What you should do: Please give the number of lines in the records below that include "icon", with no other output.

Supplied material:
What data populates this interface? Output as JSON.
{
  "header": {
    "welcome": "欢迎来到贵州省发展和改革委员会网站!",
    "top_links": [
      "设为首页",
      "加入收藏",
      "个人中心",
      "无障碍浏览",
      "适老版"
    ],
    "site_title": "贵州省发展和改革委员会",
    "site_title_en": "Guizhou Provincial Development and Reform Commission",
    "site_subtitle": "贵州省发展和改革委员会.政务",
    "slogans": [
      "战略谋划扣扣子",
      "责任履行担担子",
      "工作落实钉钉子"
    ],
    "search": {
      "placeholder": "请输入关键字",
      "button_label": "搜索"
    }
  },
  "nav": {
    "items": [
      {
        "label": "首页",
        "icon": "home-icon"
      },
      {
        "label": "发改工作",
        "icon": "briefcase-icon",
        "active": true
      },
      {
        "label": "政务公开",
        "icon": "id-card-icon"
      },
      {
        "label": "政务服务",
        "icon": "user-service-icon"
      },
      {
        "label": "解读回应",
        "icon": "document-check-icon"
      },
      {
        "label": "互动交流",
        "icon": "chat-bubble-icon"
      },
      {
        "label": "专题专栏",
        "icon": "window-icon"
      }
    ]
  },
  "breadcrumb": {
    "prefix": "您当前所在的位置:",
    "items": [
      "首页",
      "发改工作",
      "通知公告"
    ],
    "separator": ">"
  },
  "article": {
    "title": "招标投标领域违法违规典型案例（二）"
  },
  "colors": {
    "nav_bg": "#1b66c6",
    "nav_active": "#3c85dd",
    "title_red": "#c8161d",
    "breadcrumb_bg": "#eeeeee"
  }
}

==

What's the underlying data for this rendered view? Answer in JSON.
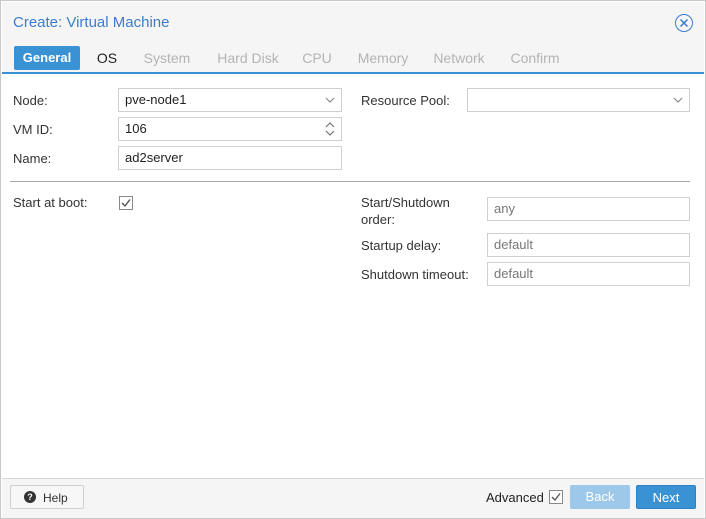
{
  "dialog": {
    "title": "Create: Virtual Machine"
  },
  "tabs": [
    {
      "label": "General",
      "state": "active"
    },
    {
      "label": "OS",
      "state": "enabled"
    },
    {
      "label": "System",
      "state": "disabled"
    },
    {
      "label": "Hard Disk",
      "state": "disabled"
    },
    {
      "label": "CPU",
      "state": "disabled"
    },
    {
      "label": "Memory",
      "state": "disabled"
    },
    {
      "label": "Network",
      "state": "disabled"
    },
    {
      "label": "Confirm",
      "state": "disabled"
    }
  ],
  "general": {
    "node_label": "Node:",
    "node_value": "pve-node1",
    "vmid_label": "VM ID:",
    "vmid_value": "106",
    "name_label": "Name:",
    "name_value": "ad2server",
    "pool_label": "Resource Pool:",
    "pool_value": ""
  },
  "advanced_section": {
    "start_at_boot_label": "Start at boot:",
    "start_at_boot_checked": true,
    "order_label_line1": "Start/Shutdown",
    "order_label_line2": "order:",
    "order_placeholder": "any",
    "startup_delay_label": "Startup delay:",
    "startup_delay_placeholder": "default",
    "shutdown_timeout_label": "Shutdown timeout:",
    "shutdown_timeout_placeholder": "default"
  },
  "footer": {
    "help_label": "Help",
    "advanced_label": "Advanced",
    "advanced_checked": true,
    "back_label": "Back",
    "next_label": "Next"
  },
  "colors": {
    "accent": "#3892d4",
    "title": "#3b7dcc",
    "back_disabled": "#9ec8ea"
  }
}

Answer to this exercise: 7